▸ Exercise aim: Every single entry must be reproduced precisely.

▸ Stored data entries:
★ ★ ★ ★

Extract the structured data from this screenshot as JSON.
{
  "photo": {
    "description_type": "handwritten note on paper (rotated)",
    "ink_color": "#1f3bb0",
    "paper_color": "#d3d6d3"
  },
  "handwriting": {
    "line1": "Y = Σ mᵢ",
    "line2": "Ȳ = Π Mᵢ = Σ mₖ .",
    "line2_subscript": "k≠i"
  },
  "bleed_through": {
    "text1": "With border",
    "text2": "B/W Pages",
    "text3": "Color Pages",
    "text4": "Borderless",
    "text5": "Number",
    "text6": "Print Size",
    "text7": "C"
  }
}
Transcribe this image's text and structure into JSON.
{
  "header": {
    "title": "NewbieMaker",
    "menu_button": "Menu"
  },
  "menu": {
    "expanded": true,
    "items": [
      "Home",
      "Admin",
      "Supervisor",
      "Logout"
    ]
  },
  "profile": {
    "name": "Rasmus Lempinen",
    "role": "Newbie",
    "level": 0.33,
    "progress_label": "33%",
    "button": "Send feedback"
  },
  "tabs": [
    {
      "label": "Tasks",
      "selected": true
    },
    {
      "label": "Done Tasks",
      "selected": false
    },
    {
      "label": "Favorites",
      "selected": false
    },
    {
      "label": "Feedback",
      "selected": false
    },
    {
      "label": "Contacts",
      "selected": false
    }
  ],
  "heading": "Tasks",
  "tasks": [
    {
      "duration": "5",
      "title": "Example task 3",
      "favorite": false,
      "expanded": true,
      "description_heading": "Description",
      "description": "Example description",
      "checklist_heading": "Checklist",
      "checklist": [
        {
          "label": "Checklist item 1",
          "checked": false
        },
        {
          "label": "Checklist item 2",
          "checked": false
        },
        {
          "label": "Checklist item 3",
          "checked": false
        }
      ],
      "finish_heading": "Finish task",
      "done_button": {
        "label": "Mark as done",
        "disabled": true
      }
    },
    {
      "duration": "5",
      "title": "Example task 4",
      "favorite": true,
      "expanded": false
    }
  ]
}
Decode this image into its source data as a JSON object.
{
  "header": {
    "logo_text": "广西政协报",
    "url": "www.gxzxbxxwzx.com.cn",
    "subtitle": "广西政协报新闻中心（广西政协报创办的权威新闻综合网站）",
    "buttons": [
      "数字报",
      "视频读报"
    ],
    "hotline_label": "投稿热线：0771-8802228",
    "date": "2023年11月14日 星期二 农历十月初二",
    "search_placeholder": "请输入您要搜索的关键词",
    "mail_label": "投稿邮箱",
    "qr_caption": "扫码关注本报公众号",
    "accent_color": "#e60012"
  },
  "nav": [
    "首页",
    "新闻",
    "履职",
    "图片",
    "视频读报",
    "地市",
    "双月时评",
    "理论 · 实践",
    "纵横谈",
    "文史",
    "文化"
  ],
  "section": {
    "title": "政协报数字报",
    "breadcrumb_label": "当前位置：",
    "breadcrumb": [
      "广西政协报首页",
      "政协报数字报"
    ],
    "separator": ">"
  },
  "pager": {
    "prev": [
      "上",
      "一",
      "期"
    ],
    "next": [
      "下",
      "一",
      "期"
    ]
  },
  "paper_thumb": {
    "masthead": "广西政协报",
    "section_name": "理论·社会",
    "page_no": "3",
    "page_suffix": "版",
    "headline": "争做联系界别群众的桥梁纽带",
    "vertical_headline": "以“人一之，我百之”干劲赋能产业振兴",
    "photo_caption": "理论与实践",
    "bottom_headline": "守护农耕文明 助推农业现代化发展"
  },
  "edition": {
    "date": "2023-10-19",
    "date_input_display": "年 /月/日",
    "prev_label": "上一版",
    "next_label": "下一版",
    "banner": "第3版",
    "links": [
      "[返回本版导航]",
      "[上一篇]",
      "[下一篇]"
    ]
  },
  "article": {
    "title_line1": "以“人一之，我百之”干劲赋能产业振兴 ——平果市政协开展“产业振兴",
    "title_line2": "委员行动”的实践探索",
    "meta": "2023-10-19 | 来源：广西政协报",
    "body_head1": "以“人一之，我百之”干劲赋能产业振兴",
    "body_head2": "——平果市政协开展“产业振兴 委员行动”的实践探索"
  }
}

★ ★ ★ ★

▸ Result:
Extract the structured data from this screenshot as JSON.
{
  "photo": {
    "description_type": "handwritten note on paper (rotated)",
    "ink_color": "#1f3bb0",
    "paper_color": "#d3d6d3"
  },
  "handwriting": {
    "line1": "Y = Σ mᵢ",
    "line2": "Ȳ = Π Mᵢ = Σ mₖ .",
    "line2_subscript": "k≠i"
  },
  "bleed_through": {
    "text1": "With border",
    "text2": "B/W Pages",
    "text3": "Color Pages",
    "text4": "Borderless",
    "text5": "Number",
    "text6": "Print Size",
    "text7": "C"
  }
}
Transcribe this image's text and structure into JSON.
{
  "header": {
    "title": "NewbieMaker",
    "menu_button": "Menu"
  },
  "menu": {
    "expanded": true,
    "items": [
      "Home",
      "Admin",
      "Supervisor",
      "Logout"
    ]
  },
  "profile": {
    "name": "Rasmus Lempinen",
    "role": "Newbie",
    "level": 0.33,
    "progress_label": "33%",
    "button": "Send feedback"
  },
  "tabs": [
    {
      "label": "Tasks",
      "selected": true
    },
    {
      "label": "Done Tasks",
      "selected": false
    },
    {
      "label": "Favorites",
      "selected": false
    },
    {
      "label": "Feedback",
      "selected": false
    },
    {
      "label": "Contacts",
      "selected": false
    }
  ],
  "heading": "Tasks",
  "tasks": [
    {
      "duration": "5",
      "title": "Example task 3",
      "favorite": false,
      "expanded": true,
      "description_heading": "Description",
      "description": "Example description",
      "checklist_heading": "Checklist",
      "checklist": [
        {
          "label": "Checklist item 1",
          "checked": false
        },
        {
          "label": "Checklist item 2",
          "checked": false
        },
        {
          "label": "Checklist item 3",
          "checked": false
        }
      ],
      "finish_heading": "Finish task",
      "done_button": {
        "label": "Mark as done",
        "disabled": true
      }
    },
    {
      "duration": "5",
      "title": "Example task 4",
      "favorite": true,
      "expanded": false
    }
  ]
}
Decode this image into its source data as a JSON object.
{
  "header": {
    "logo_text": "广西政协报",
    "url": "www.gxzxbxxwzx.com.cn",
    "subtitle": "广西政协报新闻中心（广西政协报创办的权威新闻综合网站）",
    "buttons": [
      "数字报",
      "视频读报"
    ],
    "hotline_label": "投稿热线：0771-8802228",
    "date": "2023年11月14日 星期二 农历十月初二",
    "search_placeholder": "请输入您要搜索的关键词",
    "mail_label": "投稿邮箱",
    "qr_caption": "扫码关注本报公众号",
    "accent_color": "#e60012"
  },
  "nav": [
    "首页",
    "新闻",
    "履职",
    "图片",
    "视频读报",
    "地市",
    "双月时评",
    "理论 · 实践",
    "纵横谈",
    "文史",
    "文化"
  ],
  "section": {
    "title": "政协报数字报",
    "breadcrumb_label": "当前位置：",
    "breadcrumb": [
      "广西政协报首页",
      "政协报数字报"
    ],
    "separator": ">"
  },
  "pager": {
    "prev": [
      "上",
      "一",
      "期"
    ],
    "next": [
      "下",
      "一",
      "期"
    ]
  },
  "paper_thumb": {
    "masthead": "广西政协报",
    "section_name": "理论·社会",
    "page_no": "3",
    "page_suffix": "版",
    "headline": "争做联系界别群众的桥梁纽带",
    "vertical_headline": "以“人一之，我百之”干劲赋能产业振兴",
    "photo_caption": "理论与实践",
    "bottom_headline": "守护农耕文明 助推农业现代化发展"
  },
  "edition": {
    "date": "2023-10-19",
    "date_input_display": "年 /月/日",
    "prev_label": "上一版",
    "next_label": "下一版",
    "banner": "第3版",
    "links": [
      "[返回本版导航]",
      "[上一篇]",
      "[下一篇]"
    ]
  },
  "article": {
    "title_line1": "以“人一之，我百之”干劲赋能产业振兴 ——平果市政协开展“产业振兴",
    "title_line2": "委员行动”的实践探索",
    "meta": "2023-10-19 | 来源：广西政协报",
    "body_head1": "以“人一之，我百之”干劲赋能产业振兴",
    "body_head2": "——平果市政协开展“产业振兴 委员行动”的实践探索"
  }
}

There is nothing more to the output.